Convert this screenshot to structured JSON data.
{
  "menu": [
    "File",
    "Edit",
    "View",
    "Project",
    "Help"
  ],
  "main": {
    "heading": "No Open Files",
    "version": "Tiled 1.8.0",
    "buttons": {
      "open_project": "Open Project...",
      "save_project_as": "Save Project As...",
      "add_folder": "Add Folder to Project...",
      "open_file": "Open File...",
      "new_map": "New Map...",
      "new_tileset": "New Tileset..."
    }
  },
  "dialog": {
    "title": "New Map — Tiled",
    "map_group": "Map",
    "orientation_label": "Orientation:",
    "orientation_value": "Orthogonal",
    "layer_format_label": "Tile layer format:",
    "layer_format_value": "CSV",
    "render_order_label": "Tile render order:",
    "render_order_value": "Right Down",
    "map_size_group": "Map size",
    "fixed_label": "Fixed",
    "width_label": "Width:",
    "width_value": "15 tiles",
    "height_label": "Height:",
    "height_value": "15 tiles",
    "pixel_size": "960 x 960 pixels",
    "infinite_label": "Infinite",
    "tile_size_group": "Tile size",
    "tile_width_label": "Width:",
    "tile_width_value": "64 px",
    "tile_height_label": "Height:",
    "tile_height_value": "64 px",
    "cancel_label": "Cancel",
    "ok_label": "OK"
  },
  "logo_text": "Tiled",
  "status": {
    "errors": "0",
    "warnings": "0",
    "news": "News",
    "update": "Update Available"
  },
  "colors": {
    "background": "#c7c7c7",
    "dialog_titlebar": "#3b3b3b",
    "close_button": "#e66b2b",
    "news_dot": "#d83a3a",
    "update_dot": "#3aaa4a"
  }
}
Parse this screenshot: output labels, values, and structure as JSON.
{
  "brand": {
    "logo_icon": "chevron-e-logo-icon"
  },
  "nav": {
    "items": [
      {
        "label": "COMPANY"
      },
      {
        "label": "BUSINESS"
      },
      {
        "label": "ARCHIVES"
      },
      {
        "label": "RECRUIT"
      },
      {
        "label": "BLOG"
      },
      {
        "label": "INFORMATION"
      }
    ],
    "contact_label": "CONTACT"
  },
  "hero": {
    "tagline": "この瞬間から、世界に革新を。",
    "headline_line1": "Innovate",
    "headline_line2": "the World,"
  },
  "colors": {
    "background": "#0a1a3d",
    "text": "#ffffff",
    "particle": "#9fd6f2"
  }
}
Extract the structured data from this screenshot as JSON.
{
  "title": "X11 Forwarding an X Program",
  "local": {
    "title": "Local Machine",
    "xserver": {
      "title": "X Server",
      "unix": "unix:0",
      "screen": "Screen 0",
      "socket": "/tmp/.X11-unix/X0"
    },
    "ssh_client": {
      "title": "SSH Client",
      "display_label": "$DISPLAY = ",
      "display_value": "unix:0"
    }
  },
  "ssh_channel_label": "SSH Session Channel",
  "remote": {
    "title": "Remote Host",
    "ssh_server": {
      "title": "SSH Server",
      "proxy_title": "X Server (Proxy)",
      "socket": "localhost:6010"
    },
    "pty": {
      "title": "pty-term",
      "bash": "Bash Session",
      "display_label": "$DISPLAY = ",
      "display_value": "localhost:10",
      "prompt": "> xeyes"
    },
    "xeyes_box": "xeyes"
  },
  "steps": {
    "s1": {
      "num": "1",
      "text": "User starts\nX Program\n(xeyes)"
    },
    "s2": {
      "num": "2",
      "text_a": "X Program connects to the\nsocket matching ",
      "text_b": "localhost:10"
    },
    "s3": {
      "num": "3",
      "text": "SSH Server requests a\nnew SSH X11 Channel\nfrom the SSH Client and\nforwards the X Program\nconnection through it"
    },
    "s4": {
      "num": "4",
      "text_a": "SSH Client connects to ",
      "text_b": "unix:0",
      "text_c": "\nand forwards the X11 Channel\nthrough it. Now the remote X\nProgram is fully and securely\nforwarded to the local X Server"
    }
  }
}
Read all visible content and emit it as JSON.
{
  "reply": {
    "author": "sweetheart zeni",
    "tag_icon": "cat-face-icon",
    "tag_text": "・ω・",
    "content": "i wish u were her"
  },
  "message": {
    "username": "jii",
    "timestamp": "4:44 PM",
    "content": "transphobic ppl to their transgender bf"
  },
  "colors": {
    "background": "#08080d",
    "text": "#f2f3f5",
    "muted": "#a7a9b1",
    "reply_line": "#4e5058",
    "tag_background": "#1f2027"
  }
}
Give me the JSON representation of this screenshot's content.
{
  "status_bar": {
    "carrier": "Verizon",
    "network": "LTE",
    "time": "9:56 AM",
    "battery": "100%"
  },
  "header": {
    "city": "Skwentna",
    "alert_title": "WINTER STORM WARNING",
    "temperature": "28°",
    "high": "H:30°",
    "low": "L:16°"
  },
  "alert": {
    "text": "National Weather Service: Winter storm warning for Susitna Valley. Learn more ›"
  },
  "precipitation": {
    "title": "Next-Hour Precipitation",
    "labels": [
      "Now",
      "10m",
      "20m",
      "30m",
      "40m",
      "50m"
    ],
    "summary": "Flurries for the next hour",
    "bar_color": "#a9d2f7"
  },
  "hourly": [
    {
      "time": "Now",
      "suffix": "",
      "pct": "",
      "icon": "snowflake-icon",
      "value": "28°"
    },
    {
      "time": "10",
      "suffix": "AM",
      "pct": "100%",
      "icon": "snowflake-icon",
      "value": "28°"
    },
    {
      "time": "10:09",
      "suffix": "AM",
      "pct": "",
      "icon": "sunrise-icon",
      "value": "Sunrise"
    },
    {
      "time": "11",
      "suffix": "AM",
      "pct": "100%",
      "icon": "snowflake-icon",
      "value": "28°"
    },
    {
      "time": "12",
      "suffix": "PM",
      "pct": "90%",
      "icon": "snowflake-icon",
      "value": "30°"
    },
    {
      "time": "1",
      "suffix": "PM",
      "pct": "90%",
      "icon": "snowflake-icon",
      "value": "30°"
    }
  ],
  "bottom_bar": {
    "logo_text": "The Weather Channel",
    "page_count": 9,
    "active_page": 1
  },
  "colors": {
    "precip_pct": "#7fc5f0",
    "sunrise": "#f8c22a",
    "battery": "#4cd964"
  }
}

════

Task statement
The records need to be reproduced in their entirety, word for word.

Task response
Convert this screenshot to structured JSON data.
{
  "menu": [
    "File",
    "Edit",
    "View",
    "Project",
    "Help"
  ],
  "main": {
    "heading": "No Open Files",
    "version": "Tiled 1.8.0",
    "buttons": {
      "open_project": "Open Project...",
      "save_project_as": "Save Project As...",
      "add_folder": "Add Folder to Project...",
      "open_file": "Open File...",
      "new_map": "New Map...",
      "new_tileset": "New Tileset..."
    }
  },
  "dialog": {
    "title": "New Map — Tiled",
    "map_group": "Map",
    "orientation_label": "Orientation:",
    "orientation_value": "Orthogonal",
    "layer_format_label": "Tile layer format:",
    "layer_format_value": "CSV",
    "render_order_label": "Tile render order:",
    "render_order_value": "Right Down",
    "map_size_group": "Map size",
    "fixed_label": "Fixed",
    "width_label": "Width:",
    "width_value": "15 tiles",
    "height_label": "Height:",
    "height_value": "15 tiles",
    "pixel_size": "960 x 960 pixels",
    "infinite_label": "Infinite",
    "tile_size_group": "Tile size",
    "tile_width_label": "Width:",
    "tile_width_value": "64 px",
    "tile_height_label": "Height:",
    "tile_height_value": "64 px",
    "cancel_label": "Cancel",
    "ok_label": "OK"
  },
  "logo_text": "Tiled",
  "status": {
    "errors": "0",
    "warnings": "0",
    "news": "News",
    "update": "Update Available"
  },
  "colors": {
    "background": "#c7c7c7",
    "dialog_titlebar": "#3b3b3b",
    "close_button": "#e66b2b",
    "news_dot": "#d83a3a",
    "update_dot": "#3aaa4a"
  }
}
Parse this screenshot: output labels, values, and structure as JSON.
{
  "brand": {
    "logo_icon": "chevron-e-logo-icon"
  },
  "nav": {
    "items": [
      {
        "label": "COMPANY"
      },
      {
        "label": "BUSINESS"
      },
      {
        "label": "ARCHIVES"
      },
      {
        "label": "RECRUIT"
      },
      {
        "label": "BLOG"
      },
      {
        "label": "INFORMATION"
      }
    ],
    "contact_label": "CONTACT"
  },
  "hero": {
    "tagline": "この瞬間から、世界に革新を。",
    "headline_line1": "Innovate",
    "headline_line2": "the World,"
  },
  "colors": {
    "background": "#0a1a3d",
    "text": "#ffffff",
    "particle": "#9fd6f2"
  }
}
Extract the structured data from this screenshot as JSON.
{
  "title": "X11 Forwarding an X Program",
  "local": {
    "title": "Local Machine",
    "xserver": {
      "title": "X Server",
      "unix": "unix:0",
      "screen": "Screen 0",
      "socket": "/tmp/.X11-unix/X0"
    },
    "ssh_client": {
      "title": "SSH Client",
      "display_label": "$DISPLAY = ",
      "display_value": "unix:0"
    }
  },
  "ssh_channel_label": "SSH Session Channel",
  "remote": {
    "title": "Remote Host",
    "ssh_server": {
      "title": "SSH Server",
      "proxy_title": "X Server (Proxy)",
      "socket": "localhost:6010"
    },
    "pty": {
      "title": "pty-term",
      "bash": "Bash Session",
      "display_label": "$DISPLAY = ",
      "display_value": "localhost:10",
      "prompt": "> xeyes"
    },
    "xeyes_box": "xeyes"
  },
  "steps": {
    "s1": {
      "num": "1",
      "text": "User starts\nX Program\n(xeyes)"
    },
    "s2": {
      "num": "2",
      "text_a": "X Program connects to the\nsocket matching ",
      "text_b": "localhost:10"
    },
    "s3": {
      "num": "3",
      "text": "SSH Server requests a\nnew SSH X11 Channel\nfrom the SSH Client and\nforwards the X Program\nconnection through it"
    },
    "s4": {
      "num": "4",
      "text_a": "SSH Client connects to ",
      "text_b": "unix:0",
      "text_c": "\nand forwards the X11 Channel\nthrough it. Now the remote X\nProgram is fully and securely\nforwarded to the local X Server"
    }
  }
}
Read all visible content and emit it as JSON.
{
  "reply": {
    "author": "sweetheart zeni",
    "tag_icon": "cat-face-icon",
    "tag_text": "・ω・",
    "content": "i wish u were her"
  },
  "message": {
    "username": "jii",
    "timestamp": "4:44 PM",
    "content": "transphobic ppl to their transgender bf"
  },
  "colors": {
    "background": "#08080d",
    "text": "#f2f3f5",
    "muted": "#a7a9b1",
    "reply_line": "#4e5058",
    "tag_background": "#1f2027"
  }
}
Give me the JSON representation of this screenshot's content.
{
  "status_bar": {
    "carrier": "Verizon",
    "network": "LTE",
    "time": "9:56 AM",
    "battery": "100%"
  },
  "header": {
    "city": "Skwentna",
    "alert_title": "WINTER STORM WARNING",
    "temperature": "28°",
    "high": "H:30°",
    "low": "L:16°"
  },
  "alert": {
    "text": "National Weather Service: Winter storm warning for Susitna Valley. Learn more ›"
  },
  "precipitation": {
    "title": "Next-Hour Precipitation",
    "labels": [
      "Now",
      "10m",
      "20m",
      "30m",
      "40m",
      "50m"
    ],
    "summary": "Flurries for the next hour",
    "bar_color": "#a9d2f7"
  },
  "hourly": [
    {
      "time": "Now",
      "suffix": "",
      "pct": "",
      "icon": "snowflake-icon",
      "value": "28°"
    },
    {
      "time": "10",
      "suffix": "AM",
      "pct": "100%",
      "icon": "snowflake-icon",
      "value": "28°"
    },
    {
      "time": "10:09",
      "suffix": "AM",
      "pct": "",
      "icon": "sunrise-icon",
      "value": "Sunrise"
    },
    {
      "time": "11",
      "suffix": "AM",
      "pct": "100%",
      "icon": "snowflake-icon",
      "value": "28°"
    },
    {
      "time": "12",
      "suffix": "PM",
      "pct": "90%",
      "icon": "snowflake-icon",
      "value": "30°"
    },
    {
      "time": "1",
      "suffix": "PM",
      "pct": "90%",
      "icon": "snowflake-icon",
      "value": "30°"
    }
  ],
  "bottom_bar": {
    "logo_text": "The Weather Channel",
    "page_count": 9,
    "active_page": 1
  },
  "colors": {
    "precip_pct": "#7fc5f0",
    "sunrise": "#f8c22a",
    "battery": "#4cd964"
  }
}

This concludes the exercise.